- **Activity**: Pull each line holding the word "true" from the data.

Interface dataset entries
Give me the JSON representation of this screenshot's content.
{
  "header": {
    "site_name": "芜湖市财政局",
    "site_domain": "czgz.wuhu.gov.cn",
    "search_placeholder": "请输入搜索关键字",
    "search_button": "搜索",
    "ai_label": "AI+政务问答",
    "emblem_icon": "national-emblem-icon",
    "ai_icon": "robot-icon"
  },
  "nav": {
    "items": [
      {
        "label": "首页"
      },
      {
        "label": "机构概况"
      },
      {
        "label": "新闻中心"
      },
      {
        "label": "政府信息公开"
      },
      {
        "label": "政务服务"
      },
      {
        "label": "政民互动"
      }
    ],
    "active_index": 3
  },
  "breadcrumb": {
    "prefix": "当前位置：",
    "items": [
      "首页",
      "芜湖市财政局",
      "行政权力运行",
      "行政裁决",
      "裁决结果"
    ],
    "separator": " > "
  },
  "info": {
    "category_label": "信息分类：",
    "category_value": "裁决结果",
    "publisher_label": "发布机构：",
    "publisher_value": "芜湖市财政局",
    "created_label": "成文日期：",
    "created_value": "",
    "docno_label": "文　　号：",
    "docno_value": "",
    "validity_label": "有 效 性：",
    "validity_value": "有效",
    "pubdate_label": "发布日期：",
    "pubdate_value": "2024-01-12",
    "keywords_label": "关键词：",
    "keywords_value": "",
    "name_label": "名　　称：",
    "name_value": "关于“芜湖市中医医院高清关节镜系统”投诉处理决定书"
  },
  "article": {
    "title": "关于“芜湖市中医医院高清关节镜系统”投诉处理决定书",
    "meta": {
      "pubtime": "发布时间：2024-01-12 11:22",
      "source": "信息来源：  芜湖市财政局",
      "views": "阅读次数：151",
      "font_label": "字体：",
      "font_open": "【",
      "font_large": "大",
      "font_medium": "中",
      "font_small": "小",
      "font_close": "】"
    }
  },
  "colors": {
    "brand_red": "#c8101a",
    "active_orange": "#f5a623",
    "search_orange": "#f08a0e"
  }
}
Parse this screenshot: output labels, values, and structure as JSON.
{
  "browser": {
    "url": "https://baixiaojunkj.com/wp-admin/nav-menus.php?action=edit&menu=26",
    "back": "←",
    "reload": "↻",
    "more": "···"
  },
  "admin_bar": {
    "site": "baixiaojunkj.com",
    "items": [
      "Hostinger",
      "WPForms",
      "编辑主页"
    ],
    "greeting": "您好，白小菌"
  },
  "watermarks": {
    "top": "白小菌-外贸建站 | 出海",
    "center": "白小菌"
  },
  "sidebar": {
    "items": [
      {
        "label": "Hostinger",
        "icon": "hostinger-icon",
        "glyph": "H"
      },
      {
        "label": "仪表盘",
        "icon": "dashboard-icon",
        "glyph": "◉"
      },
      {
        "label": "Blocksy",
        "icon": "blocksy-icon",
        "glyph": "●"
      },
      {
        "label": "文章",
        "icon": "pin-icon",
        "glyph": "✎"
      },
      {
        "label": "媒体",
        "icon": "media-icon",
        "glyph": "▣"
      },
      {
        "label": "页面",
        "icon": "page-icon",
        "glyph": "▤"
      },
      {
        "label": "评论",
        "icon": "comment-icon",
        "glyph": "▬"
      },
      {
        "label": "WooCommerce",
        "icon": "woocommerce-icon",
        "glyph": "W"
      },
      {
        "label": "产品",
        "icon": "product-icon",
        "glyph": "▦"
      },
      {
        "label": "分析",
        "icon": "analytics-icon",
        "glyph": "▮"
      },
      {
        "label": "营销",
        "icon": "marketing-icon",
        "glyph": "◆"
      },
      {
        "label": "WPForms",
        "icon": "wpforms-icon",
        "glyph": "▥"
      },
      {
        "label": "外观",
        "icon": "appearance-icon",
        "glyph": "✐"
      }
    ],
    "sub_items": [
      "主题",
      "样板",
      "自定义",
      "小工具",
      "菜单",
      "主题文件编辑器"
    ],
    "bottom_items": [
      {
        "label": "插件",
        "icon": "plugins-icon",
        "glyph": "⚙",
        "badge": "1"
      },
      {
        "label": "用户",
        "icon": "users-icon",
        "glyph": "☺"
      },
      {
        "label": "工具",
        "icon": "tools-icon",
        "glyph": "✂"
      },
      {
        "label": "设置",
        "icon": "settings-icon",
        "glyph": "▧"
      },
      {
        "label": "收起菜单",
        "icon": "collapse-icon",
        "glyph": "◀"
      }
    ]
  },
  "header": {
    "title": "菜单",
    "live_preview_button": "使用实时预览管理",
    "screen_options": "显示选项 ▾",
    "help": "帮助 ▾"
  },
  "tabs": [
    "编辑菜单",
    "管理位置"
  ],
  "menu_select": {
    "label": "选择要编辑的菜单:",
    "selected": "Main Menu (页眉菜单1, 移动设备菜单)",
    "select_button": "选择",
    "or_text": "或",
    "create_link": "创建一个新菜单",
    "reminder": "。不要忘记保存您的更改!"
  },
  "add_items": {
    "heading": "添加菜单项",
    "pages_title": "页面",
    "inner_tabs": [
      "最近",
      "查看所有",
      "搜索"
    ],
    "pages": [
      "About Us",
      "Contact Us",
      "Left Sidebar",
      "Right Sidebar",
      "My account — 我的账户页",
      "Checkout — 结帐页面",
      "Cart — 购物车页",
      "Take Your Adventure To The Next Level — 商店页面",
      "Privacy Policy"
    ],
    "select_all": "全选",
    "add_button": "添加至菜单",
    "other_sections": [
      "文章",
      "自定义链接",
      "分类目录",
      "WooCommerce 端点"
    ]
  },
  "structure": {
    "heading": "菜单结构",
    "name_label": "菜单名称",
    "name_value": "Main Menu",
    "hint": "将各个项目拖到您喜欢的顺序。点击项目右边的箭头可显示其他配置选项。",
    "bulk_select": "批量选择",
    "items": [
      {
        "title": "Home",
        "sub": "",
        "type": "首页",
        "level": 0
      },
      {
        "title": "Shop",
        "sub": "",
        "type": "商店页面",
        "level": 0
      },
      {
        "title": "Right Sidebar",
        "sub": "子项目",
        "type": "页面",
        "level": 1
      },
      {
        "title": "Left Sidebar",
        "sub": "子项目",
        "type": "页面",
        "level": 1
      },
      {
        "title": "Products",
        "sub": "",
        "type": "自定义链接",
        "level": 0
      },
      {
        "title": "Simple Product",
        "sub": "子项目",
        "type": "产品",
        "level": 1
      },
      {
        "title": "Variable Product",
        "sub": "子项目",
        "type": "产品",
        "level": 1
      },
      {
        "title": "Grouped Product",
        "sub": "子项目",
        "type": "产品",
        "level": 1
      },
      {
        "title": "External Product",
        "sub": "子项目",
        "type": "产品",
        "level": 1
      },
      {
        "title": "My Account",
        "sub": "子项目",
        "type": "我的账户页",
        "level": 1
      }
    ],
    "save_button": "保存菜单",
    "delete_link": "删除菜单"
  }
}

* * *

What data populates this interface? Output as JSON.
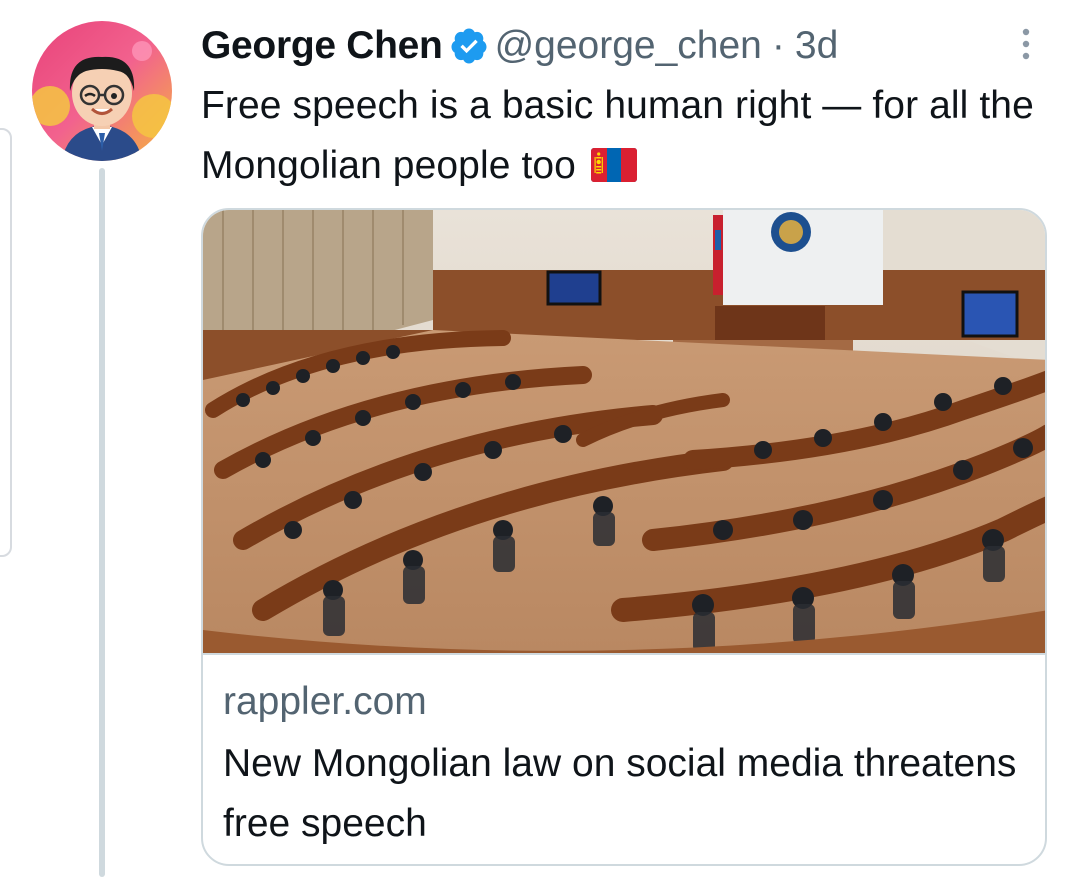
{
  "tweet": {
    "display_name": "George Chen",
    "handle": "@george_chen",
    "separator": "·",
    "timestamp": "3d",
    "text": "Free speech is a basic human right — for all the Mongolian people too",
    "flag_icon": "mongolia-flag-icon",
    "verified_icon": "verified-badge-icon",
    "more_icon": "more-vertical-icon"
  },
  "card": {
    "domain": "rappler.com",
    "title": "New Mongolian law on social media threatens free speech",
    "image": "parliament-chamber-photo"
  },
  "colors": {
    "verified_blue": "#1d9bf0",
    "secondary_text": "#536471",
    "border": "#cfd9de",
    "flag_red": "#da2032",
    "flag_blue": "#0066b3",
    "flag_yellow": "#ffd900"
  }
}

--

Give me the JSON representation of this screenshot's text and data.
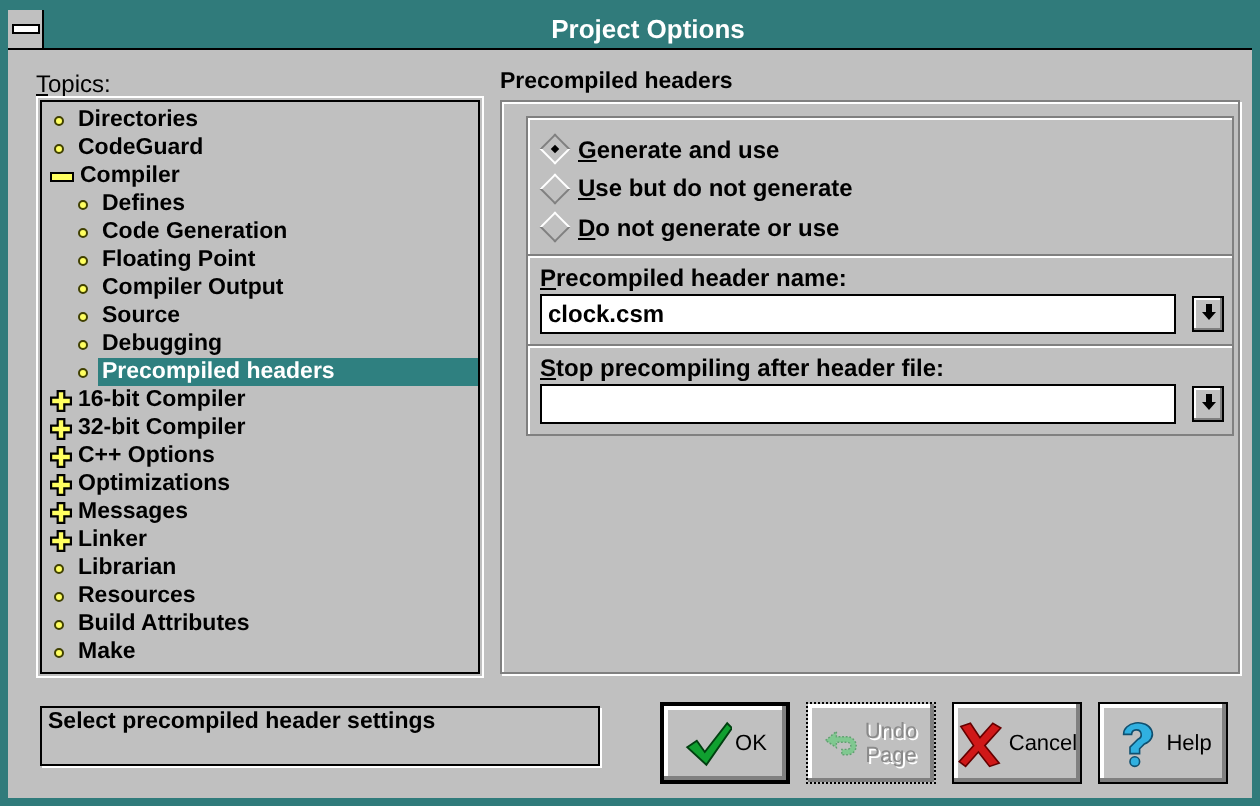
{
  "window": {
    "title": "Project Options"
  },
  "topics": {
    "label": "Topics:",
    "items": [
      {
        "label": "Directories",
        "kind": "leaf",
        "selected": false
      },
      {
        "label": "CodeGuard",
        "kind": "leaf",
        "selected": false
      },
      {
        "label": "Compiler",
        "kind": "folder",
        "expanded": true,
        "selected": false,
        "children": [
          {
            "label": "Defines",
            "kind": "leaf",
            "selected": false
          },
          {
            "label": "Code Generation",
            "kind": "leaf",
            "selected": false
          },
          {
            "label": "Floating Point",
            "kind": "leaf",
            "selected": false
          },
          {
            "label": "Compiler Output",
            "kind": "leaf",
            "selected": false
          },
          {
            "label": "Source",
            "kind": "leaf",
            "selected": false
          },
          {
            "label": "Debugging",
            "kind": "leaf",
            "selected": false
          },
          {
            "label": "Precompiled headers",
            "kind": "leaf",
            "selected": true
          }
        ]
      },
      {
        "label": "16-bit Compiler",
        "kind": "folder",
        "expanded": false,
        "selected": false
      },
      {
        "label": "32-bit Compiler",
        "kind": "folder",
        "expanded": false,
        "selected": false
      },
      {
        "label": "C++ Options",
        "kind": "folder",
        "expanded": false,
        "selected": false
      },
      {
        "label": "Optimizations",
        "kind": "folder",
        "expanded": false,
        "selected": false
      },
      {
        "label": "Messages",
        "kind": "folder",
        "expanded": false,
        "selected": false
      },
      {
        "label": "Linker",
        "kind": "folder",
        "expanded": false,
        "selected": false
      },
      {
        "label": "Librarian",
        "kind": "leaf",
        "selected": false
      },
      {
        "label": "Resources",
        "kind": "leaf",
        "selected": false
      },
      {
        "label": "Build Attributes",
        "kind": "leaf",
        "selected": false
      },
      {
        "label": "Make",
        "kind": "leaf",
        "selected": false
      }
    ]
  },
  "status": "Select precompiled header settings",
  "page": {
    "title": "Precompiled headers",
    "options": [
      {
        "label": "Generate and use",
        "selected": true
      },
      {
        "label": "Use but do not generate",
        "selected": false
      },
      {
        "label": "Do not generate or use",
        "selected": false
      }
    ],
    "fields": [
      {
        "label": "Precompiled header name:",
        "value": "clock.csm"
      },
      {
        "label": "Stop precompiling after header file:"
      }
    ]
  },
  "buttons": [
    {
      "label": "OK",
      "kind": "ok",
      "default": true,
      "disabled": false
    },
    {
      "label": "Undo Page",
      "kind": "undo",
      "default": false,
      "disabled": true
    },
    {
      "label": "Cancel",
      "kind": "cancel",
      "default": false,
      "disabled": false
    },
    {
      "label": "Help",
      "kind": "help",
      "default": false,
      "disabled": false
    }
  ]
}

- **Problem solution**:
        "expanded": true,
            "selected": true
        "selected": true
      "default": true,
      "disabled": true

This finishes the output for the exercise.